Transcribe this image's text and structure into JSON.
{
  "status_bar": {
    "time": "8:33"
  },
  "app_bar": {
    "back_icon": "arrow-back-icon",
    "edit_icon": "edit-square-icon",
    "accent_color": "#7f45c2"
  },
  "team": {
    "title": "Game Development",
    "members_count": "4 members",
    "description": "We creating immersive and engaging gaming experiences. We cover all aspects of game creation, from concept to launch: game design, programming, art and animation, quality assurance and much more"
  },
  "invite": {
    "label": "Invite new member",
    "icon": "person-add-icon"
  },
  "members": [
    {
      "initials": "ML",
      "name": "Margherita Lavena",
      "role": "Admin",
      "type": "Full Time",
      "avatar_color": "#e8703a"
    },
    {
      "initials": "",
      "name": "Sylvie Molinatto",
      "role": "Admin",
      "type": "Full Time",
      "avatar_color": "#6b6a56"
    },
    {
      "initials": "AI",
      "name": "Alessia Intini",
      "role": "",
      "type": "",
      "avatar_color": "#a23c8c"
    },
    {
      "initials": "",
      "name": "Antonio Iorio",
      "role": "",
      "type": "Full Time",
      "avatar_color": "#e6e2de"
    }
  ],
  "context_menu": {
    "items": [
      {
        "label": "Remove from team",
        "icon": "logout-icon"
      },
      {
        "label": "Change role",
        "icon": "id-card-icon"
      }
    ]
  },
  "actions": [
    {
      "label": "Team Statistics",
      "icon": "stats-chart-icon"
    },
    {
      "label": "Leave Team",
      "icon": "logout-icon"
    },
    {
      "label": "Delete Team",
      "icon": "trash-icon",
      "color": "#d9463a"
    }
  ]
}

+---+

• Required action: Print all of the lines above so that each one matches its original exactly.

• Response:
Transcribe this image's text and structure into JSON.
{
  "status_bar": {
    "time": "8:33"
  },
  "app_bar": {
    "back_icon": "arrow-back-icon",
    "edit_icon": "edit-square-icon",
    "accent_color": "#7f45c2"
  },
  "team": {
    "title": "Game Development",
    "members_count": "4 members",
    "description": "We creating immersive and engaging gaming experiences. We cover all aspects of game creation, from concept to launch: game design, programming, art and animation, quality assurance and much more"
  },
  "invite": {
    "label": "Invite new member",
    "icon": "person-add-icon"
  },
  "members": [
    {
      "initials": "ML",
      "name": "Margherita Lavena",
      "role": "Admin",
      "type": "Full Time",
      "avatar_color": "#e8703a"
    },
    {
      "initials": "",
      "name": "Sylvie Molinatto",
      "role": "Admin",
      "type": "Full Time",
      "avatar_color": "#6b6a56"
    },
    {
      "initials": "AI",
      "name": "Alessia Intini",
      "role": "",
      "type": "",
      "avatar_color": "#a23c8c"
    },
    {
      "initials": "",
      "name": "Antonio Iorio",
      "role": "",
      "type": "Full Time",
      "avatar_color": "#e6e2de"
    }
  ],
  "context_menu": {
    "items": [
      {
        "label": "Remove from team",
        "icon": "logout-icon"
      },
      {
        "label": "Change role",
        "icon": "id-card-icon"
      }
    ]
  },
  "actions": [
    {
      "label": "Team Statistics",
      "icon": "stats-chart-icon"
    },
    {
      "label": "Leave Team",
      "icon": "logout-icon"
    },
    {
      "label": "Delete Team",
      "icon": "trash-icon",
      "color": "#d9463a"
    }
  ]
}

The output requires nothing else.